Alternate Names : Haemophilus Influenzae B Conjugate Vaccine, Haemophilus Influenzae Type B
This vaccine is given to prevent infections caused by
Haemophilus influenzae type b, called Hib, bacteria. These
bacteria grow in the upper airway of children and adults. Most of the time, they
do not cause any problems. However, they can cause serious illnesses,
an infection of the lining of the brain and spinal cord
an infection of the joints
an infection of the skin and tissue underneath it
bacteremia, a blood infection
or lung infection
an infection of a portion of the voice box, known as the larynx
Before a Hib vaccine was made, there were about
20,000 Hib infections each year in the US, which caused up to 1,000
deaths. Hib was the most common cause of
among children younger than age 5. The number of reported cases has
dropped greatly since 1990. In 1995, there were only 259 cases reported.
Who is a candidate for the procedure?
Hib is one of the recommended childhood vaccines. Depending on the
actual vaccine preparation used, a series of shots are usually given at ages:
12 to 15 months
The vaccine is not routinely recommended for children over age
5. There is very little Hib disease in children older than 2. If a child has never had this
vaccine by the age of 15 months, only one shot is given at that time.
How is the procedure performed?

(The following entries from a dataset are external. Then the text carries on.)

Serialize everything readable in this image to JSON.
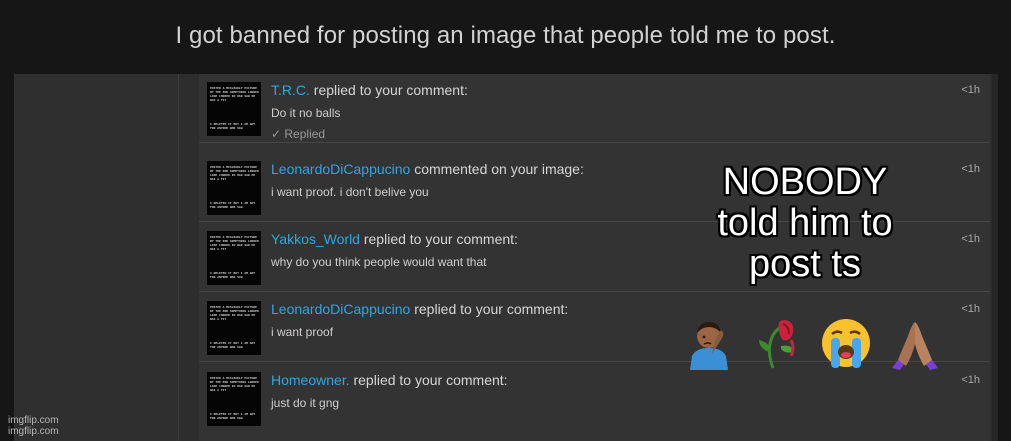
{
  "title": "I got banned for posting an image that people told me to post.",
  "notifications": [
    {
      "user": "T.R.C.",
      "action": "replied to your comment:",
      "comment": "Do it no balls",
      "status": "✓ Replied",
      "time": "<1h"
    },
    {
      "user": "LeonardoDiCappucino",
      "action": "commented on your image:",
      "comment": "i want proof. i don't belive you",
      "status": "",
      "time": "<1h"
    },
    {
      "user": "Yakkos_World",
      "action": "replied to your comment:",
      "comment": "why do you think people would want that",
      "status": "",
      "time": "<1h"
    },
    {
      "user": "LeonardoDiCappucino",
      "action": "replied to your comment:",
      "comment": "i want proof",
      "status": "",
      "time": "<1h"
    },
    {
      "user": "Homeowner.",
      "action": "replied to your comment:",
      "comment": "just do it gng",
      "status": "",
      "time": "<1h"
    }
  ],
  "thumbnail": {
    "top_text": "POSTED A MISLEADLY PICTURE BY THE END SOMETHING LOOKED LIKE CHOKED IN HAD SAW HE WAS A FIT",
    "bottom_text": "I DELETED IT BUT I AM ANY FOR ANYONE WHO SAW"
  },
  "overlay": {
    "line1": "NOBODY",
    "line2": "told him to",
    "line3": "post ts"
  },
  "emojis": [
    "face-palm-person-icon",
    "wilted-rose-icon",
    "loudly-crying-face-icon",
    "folded-hands-icon"
  ],
  "watermark": {
    "line1": "imgflip.com",
    "line2": "imgflip.com"
  },
  "colors": {
    "username": "#2ea7e0",
    "background": "#161616",
    "panel": "#333333"
  }
}
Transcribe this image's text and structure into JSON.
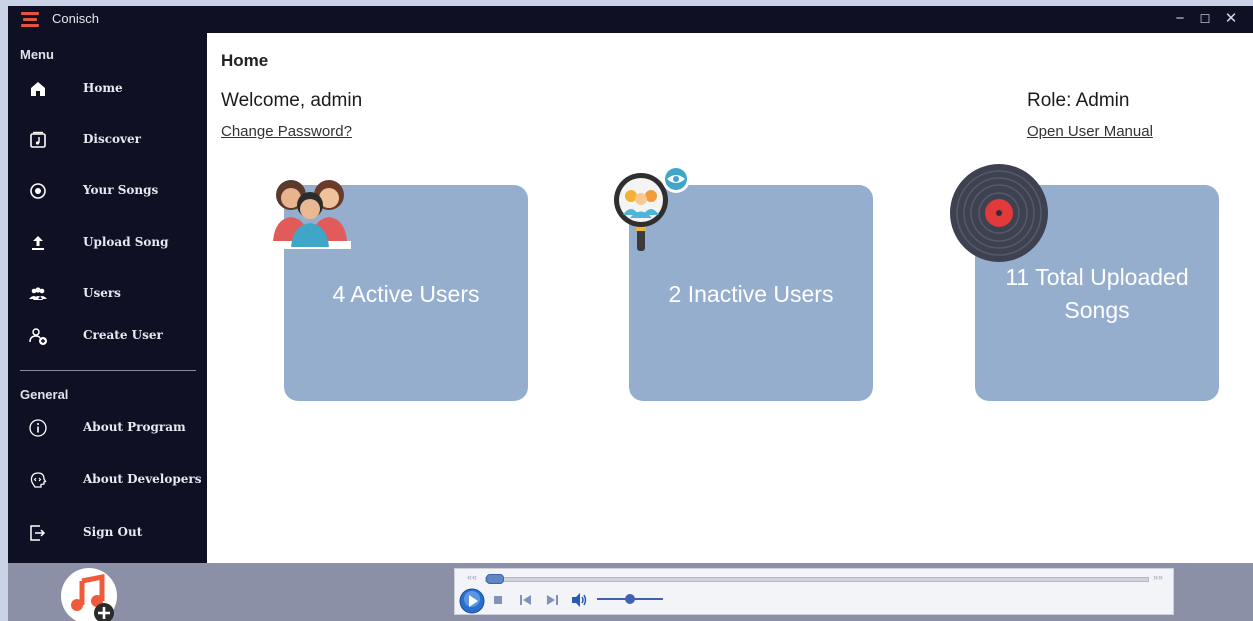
{
  "window": {
    "title": "Conisch",
    "minimize": "−",
    "maximize": "☐",
    "close": "✕"
  },
  "sidebar": {
    "menu_label": "Menu",
    "menu_items": [
      {
        "label": "Home",
        "icon": "home-icon"
      },
      {
        "label": "Discover",
        "icon": "music-note-icon"
      },
      {
        "label": "Your Songs",
        "icon": "disc-icon"
      },
      {
        "label": "Upload Song",
        "icon": "upload-icon"
      },
      {
        "label": "Users",
        "icon": "users-icon"
      },
      {
        "label": "Create User",
        "icon": "add-user-icon"
      }
    ],
    "general_label": "General",
    "general_items": [
      {
        "label": "About Program",
        "icon": "info-icon"
      },
      {
        "label": "About Developers",
        "icon": "developer-icon"
      },
      {
        "label": "Sign Out",
        "icon": "sign-out-icon"
      }
    ]
  },
  "main": {
    "page_title": "Home",
    "welcome": "Welcome, admin",
    "change_password": "Change Password?",
    "role": "Role: Admin",
    "user_manual": "Open User Manual",
    "cards": [
      {
        "text": "4 Active Users",
        "icon": "active-users-icon"
      },
      {
        "text": "2 Inactive Users",
        "icon": "inactive-users-icon"
      },
      {
        "line1": "11 Total Uploaded",
        "line2": "Songs",
        "icon": "vinyl-record-icon"
      }
    ]
  },
  "player": {
    "rewind": "««",
    "fast_forward": "»»",
    "seek_level": 0.01,
    "volume_level": 0.5
  },
  "colors": {
    "sidebar_bg": "#0f1024",
    "card_bg": "#96aece",
    "bottom_bar_bg": "#8c90a6",
    "accent": "#3f63b0"
  }
}
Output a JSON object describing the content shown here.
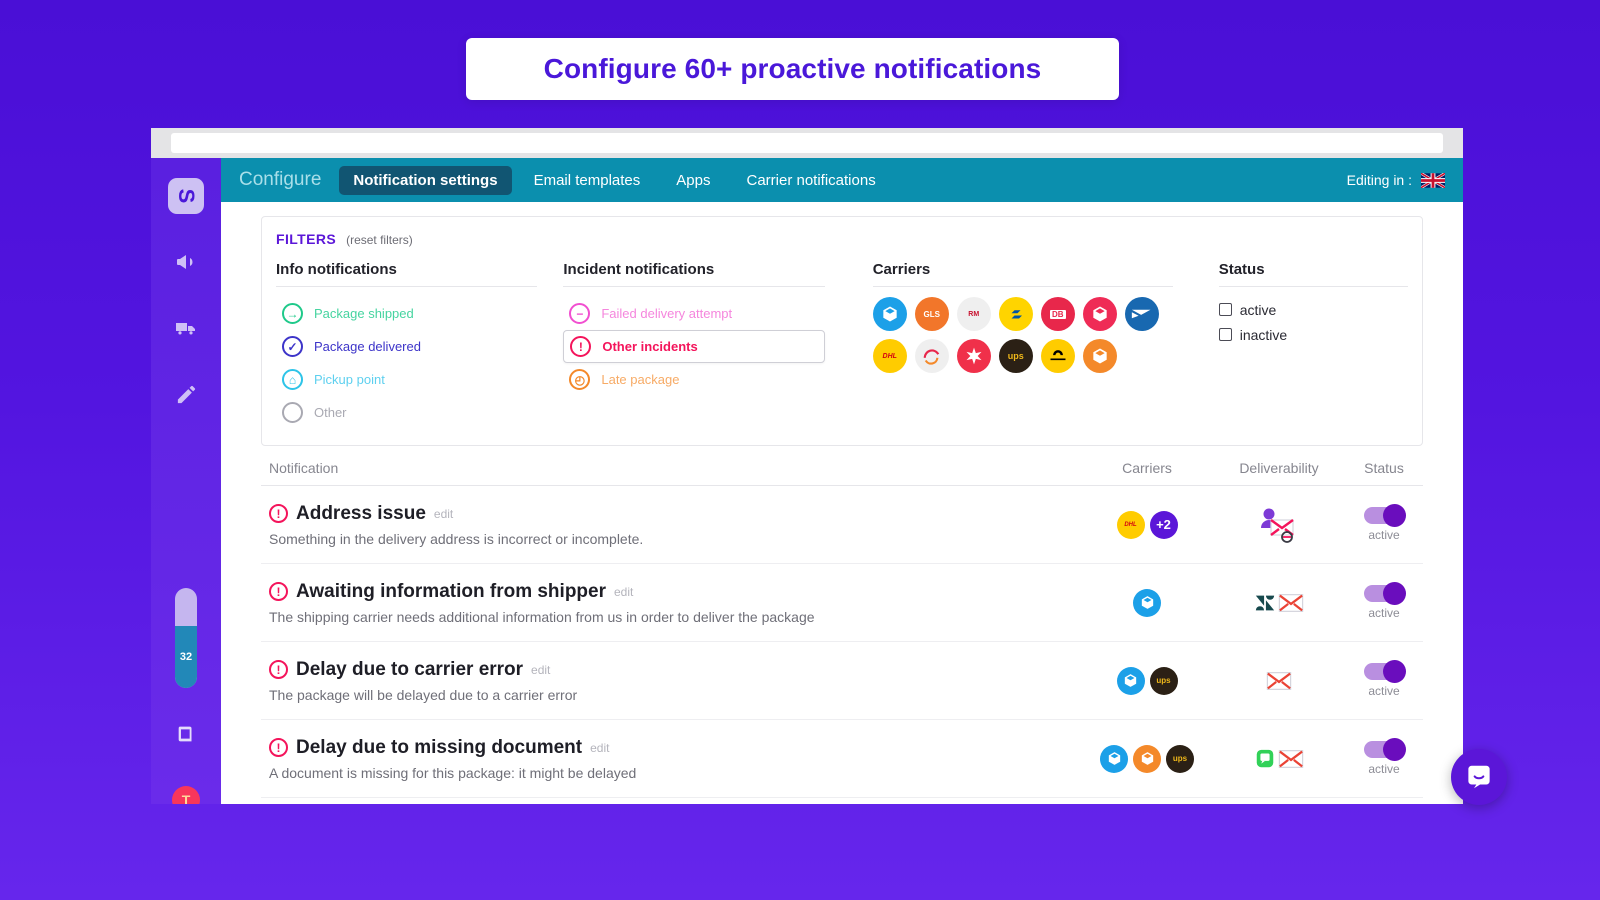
{
  "headline": {
    "text": "Configure 60+ proactive notifications"
  },
  "browser": {
    "url_value": ""
  },
  "sidebar": {
    "logo_letter": "S",
    "items": [
      {
        "name": "megaphone-icon"
      },
      {
        "name": "truck-icon"
      },
      {
        "name": "pencil-icon"
      },
      {
        "name": "book-icon"
      }
    ],
    "progress_label": "32",
    "avatar_letter": "T"
  },
  "topbar": {
    "brand": "Configure",
    "nav": [
      {
        "label": "Notification settings",
        "active": true
      },
      {
        "label": "Email templates",
        "active": false
      },
      {
        "label": "Apps",
        "active": false
      },
      {
        "label": "Carrier notifications",
        "active": false
      }
    ],
    "editing_label": "Editing in :",
    "flag": "uk-flag-icon"
  },
  "filters": {
    "title": "FILTERS",
    "reset_label": "(reset filters)",
    "info": {
      "title": "Info notifications",
      "items": [
        {
          "label": "Package shipped",
          "color": "#1fc98a",
          "glyph": "→",
          "selected": false
        },
        {
          "label": "Package delivered",
          "color": "#3d34c9",
          "glyph": "✓",
          "selected": false
        },
        {
          "label": "Pickup point",
          "color": "#2ec4e8",
          "glyph": "⌂",
          "selected": false
        },
        {
          "label": "Other",
          "color": "#a9a9b2",
          "glyph": "",
          "selected": false
        }
      ]
    },
    "incident": {
      "title": "Incident notifications",
      "items": [
        {
          "label": "Failed delivery attempt",
          "color": "#f14fd0",
          "glyph": "−",
          "selected": false
        },
        {
          "label": "Other incidents",
          "color": "#f4145b",
          "glyph": "!",
          "selected": true
        },
        {
          "label": "Late package",
          "color": "#f4892a",
          "glyph": "◴",
          "selected": false
        }
      ]
    },
    "carriers": {
      "title": "Carriers",
      "items": [
        {
          "name": "generic-carrier-blue",
          "bg": "#1ca0e8",
          "label": ""
        },
        {
          "name": "gls-carrier",
          "bg": "#f2762a",
          "label": "GLS"
        },
        {
          "name": "royal-mail-carrier",
          "bg": "#efefef",
          "label": "RM"
        },
        {
          "name": "la-poste-carrier",
          "bg": "#ffd400",
          "label": ""
        },
        {
          "name": "db-schenker-carrier",
          "bg": "#e8274b",
          "label": "DB"
        },
        {
          "name": "generic-carrier-red",
          "bg": "#ef2b56",
          "label": ""
        },
        {
          "name": "usps-carrier",
          "bg": "#1868b0",
          "label": ""
        },
        {
          "name": "dhl-carrier",
          "bg": "#ffcc00",
          "label": "DHL"
        },
        {
          "name": "chronopost-carrier",
          "bg": "#efefef",
          "label": ""
        },
        {
          "name": "colissimo-carrier",
          "bg": "#f0304a",
          "label": ""
        },
        {
          "name": "ups-carrier",
          "bg": "#2b2015",
          "label": "ups"
        },
        {
          "name": "deutsche-post-carrier",
          "bg": "#ffcc00",
          "label": ""
        },
        {
          "name": "generic-carrier-orange",
          "bg": "#f4892a",
          "label": ""
        }
      ]
    },
    "status": {
      "title": "Status",
      "items": [
        {
          "label": "active",
          "checked": false
        },
        {
          "label": "inactive",
          "checked": false
        }
      ]
    }
  },
  "table": {
    "headers": {
      "notification": "Notification",
      "carriers": "Carriers",
      "deliverability": "Deliverability",
      "status": "Status"
    },
    "edit_label": "edit",
    "rows": [
      {
        "title": "Address issue",
        "description": "Something in the delivery address is incorrect or incomplete.",
        "carriers": [
          {
            "name": "dhl-carrier",
            "bg": "#ffcc00",
            "label": "DHL"
          },
          {
            "name": "more-carriers-badge",
            "bg": "#5b16d8",
            "label": "+2"
          }
        ],
        "deliverability": [
          "person-envelope-icon"
        ],
        "status": "active"
      },
      {
        "title": "Awaiting information from shipper",
        "description": "The shipping carrier needs additional information from us in order to deliver the package",
        "carriers": [
          {
            "name": "generic-carrier-blue",
            "bg": "#1ca0e8",
            "label": ""
          }
        ],
        "deliverability": [
          "zendesk-icon",
          "email-icon"
        ],
        "status": "active"
      },
      {
        "title": "Delay due to carrier error",
        "description": "The package will be delayed due to a carrier error",
        "carriers": [
          {
            "name": "generic-carrier-blue",
            "bg": "#1ca0e8",
            "label": ""
          },
          {
            "name": "ups-carrier",
            "bg": "#2b2015",
            "label": "ups"
          }
        ],
        "deliverability": [
          "email-icon"
        ],
        "status": "active"
      },
      {
        "title": "Delay due to missing document",
        "description": "A document is missing for this package: it might be delayed",
        "carriers": [
          {
            "name": "generic-carrier-blue",
            "bg": "#1ca0e8",
            "label": ""
          },
          {
            "name": "generic-carrier-orange",
            "bg": "#f4892a",
            "label": ""
          },
          {
            "name": "ups-carrier",
            "bg": "#2b2015",
            "label": "ups"
          }
        ],
        "deliverability": [
          "sms-icon",
          "email-icon"
        ],
        "status": "active"
      }
    ]
  },
  "chat": {
    "name": "intercom-chat-launcher"
  },
  "colors": {
    "background_top": "#4a0fd6",
    "background_bottom": "#6626ec",
    "accent_purple": "#5b16d8",
    "topbar_teal": "#0b8fae",
    "active_tab": "#115572",
    "alert_red": "#f4145b"
  }
}
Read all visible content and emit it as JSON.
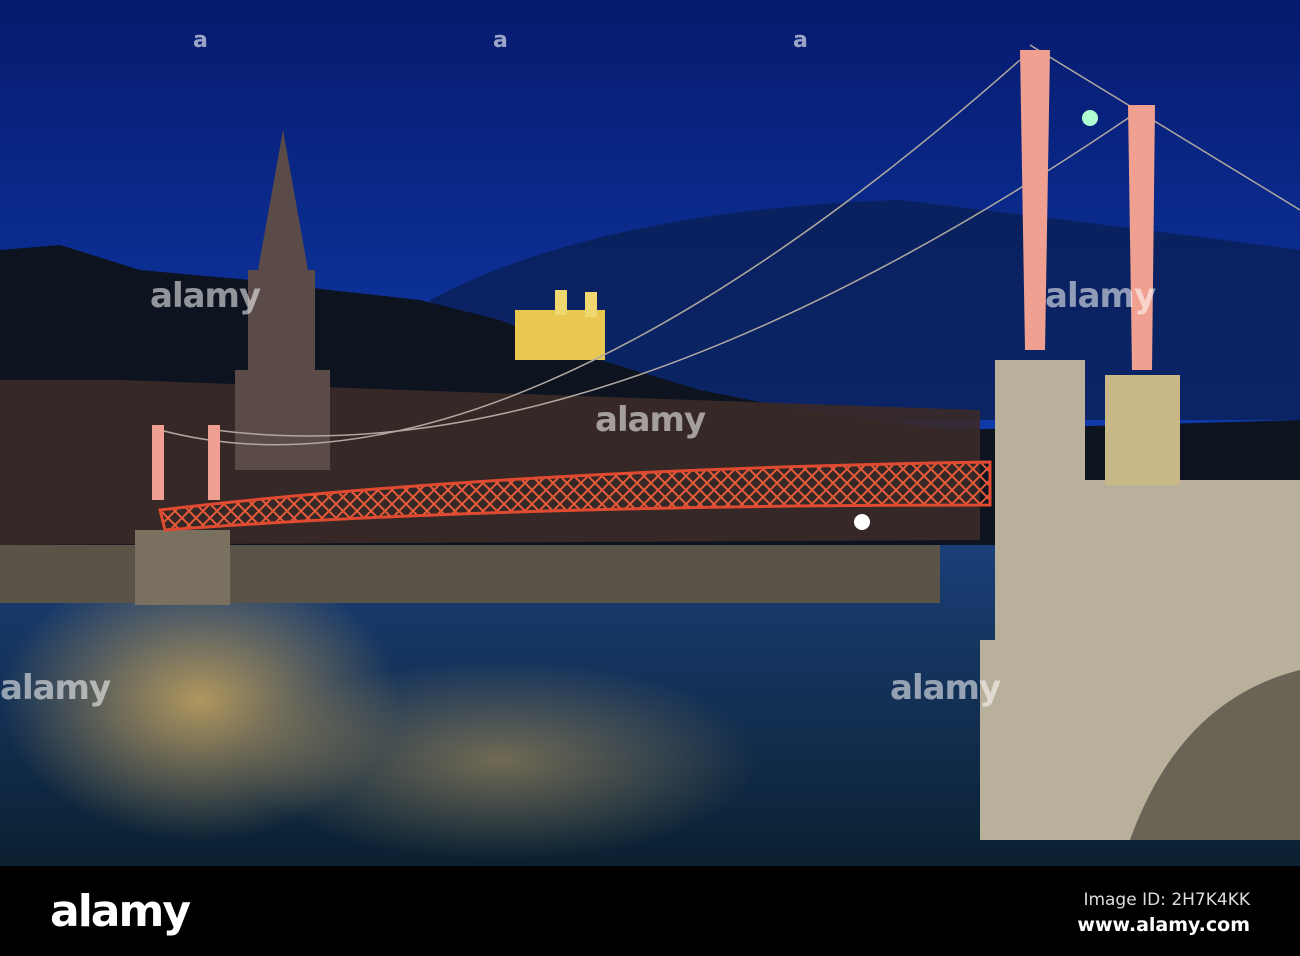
{
  "watermark": {
    "text": "alamy",
    "mark": "a"
  },
  "footer": {
    "logo": "alamy",
    "image_id": "Image ID: 2H7K4KK",
    "url": "www.alamy.com"
  },
  "colors": {
    "sky_top": "#061a6e",
    "sky_bottom": "#1d55c8",
    "bridge": "#d8402a",
    "pylon": "#f0a090",
    "stone": "#b8b09a",
    "water": "#0d2a4a"
  }
}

A shot of the vaccine is given in the muscle of the thigh or
arm. The area is cleaned with an antibacterial swab before the shot.